OMAHA, NE (KETV/CNN) – One Nebraska couple, who couldn’t have biological children, is building the family they’ve always wanted, thanks to frozen embryo adoption.
After they found out a year into marriage they couldn’t have children, Jenny and David Hancock turned to adoption, welcoming Ruby and Grace as foster children at infancy.
During the five years of ups and downs trying to adopt the girls, the couple was also pursuing an embryo adoption.
Through a non-profit, Christian-based embryo donation center in Tennessee, couples can adopt frozen embryos, extras from couples who did infertility treatments.
"That's a hard decision for some of these families. Maybe they have a few kids and feel they're done having kids, and more embryos are left,” David Hancock said.
After a home study, medication and careful timing, an embryo was transferred to Jenny Hancock’s uterus.
"There's that anticipation and hope that it's going to lead to life, and you see the pictures of the embryos and just start imagining,” Jenny Hancock said.
The embryo did indeed lead to life, growing to become baby Kathryn “Kate” Joy, who was born two years ago.
"Her name is Kathryn Joy, and it means pure joy and totally fits her. We joke that she's 2 going on 16,” Jenny Hancock said.
And in a way, Kate is that old. As an embryo, the girl was frozen for 14 years.
"You look at her, she's a full-blown kid, and she was preserved in 2001 at negative 321 degrees, just a small collection of cells,” David Hancock said.
Jenny says it’s mind-blowing to think about the time warp in Kate’s life.
"Amazing. God was making a plan for our family when we were 16 years old,” she said.

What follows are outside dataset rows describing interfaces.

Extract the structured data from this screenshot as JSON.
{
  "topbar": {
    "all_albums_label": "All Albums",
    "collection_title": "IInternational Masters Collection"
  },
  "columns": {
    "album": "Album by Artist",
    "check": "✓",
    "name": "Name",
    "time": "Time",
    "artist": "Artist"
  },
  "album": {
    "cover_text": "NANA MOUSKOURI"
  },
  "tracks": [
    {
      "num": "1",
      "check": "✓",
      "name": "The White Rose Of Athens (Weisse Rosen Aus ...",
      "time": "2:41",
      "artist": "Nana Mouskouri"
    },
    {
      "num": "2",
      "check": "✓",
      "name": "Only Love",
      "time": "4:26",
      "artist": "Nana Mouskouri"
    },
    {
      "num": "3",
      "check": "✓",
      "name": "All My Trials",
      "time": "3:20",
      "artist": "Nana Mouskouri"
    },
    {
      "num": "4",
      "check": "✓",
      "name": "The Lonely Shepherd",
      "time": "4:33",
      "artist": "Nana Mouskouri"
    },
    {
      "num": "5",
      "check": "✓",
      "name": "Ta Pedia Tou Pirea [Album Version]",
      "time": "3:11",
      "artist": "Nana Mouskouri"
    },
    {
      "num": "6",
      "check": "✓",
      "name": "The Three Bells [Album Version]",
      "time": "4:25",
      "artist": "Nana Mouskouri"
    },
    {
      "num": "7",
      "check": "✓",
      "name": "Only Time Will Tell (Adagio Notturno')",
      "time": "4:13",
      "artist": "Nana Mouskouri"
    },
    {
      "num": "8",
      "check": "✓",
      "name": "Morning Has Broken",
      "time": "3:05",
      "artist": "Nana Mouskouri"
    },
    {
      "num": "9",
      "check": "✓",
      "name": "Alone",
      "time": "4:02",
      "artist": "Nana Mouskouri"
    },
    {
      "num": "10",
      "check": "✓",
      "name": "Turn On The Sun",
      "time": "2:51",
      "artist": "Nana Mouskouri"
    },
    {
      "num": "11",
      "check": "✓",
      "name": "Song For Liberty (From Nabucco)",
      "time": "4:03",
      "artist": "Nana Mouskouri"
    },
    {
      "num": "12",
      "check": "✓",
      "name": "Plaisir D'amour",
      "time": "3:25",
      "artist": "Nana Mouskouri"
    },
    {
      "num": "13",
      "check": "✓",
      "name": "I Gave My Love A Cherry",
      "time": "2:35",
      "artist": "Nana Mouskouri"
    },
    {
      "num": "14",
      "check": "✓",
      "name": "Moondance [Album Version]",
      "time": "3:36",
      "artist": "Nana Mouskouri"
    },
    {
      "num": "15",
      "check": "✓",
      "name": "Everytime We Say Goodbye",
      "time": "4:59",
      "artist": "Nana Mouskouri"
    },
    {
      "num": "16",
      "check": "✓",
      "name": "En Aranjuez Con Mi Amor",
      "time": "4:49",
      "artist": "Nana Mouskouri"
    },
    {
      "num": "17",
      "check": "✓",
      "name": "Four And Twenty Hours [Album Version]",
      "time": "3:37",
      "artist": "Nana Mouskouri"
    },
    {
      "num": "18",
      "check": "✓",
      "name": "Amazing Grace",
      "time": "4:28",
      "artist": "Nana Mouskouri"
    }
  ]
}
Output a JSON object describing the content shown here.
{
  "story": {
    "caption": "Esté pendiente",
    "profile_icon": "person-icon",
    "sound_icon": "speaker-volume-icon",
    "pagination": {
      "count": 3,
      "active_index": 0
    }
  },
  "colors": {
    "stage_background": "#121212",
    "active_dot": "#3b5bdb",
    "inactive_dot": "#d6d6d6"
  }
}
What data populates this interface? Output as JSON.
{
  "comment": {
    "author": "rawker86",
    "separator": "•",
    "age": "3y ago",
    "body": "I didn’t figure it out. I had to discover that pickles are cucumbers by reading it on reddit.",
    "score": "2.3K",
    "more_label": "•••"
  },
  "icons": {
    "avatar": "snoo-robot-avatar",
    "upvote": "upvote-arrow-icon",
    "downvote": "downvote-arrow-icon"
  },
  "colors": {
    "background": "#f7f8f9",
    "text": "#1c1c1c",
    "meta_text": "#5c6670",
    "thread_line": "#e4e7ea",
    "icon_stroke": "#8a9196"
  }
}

With upwards of 600,000 frozen embryos available, the Hancocks want others to know about this option for adoption.
“These embryos are valuable. They deserve a chance at life,” Jenny Hancock said.
The Hancocks chose an anonymous adoption for Kate’s embryo, knowing only simple profiles of the biological parents.
"They give you basic information, physical characteristics, eye color,” Jenny Hancock said.
The couple has tried two more transfers since having Kate without success. Generally, there’s a 55 percent success rate of implantation with embryo transfers.
The cost, which is between $2,000 and $4,000, is cheaper than in vitro fertilization, the Hancocks say.
Now, the parents are celebrating their family, calling all three little girls blessings – no matter how they were adopted.
"I know that the Lord has blessed us as parents through the adoption, and hopefully, he's going to use us to bless the kids and share his love with other people,” David Hancock said.
Copyright 2018 KETV, Hancock Family via CNN. All rights reserved.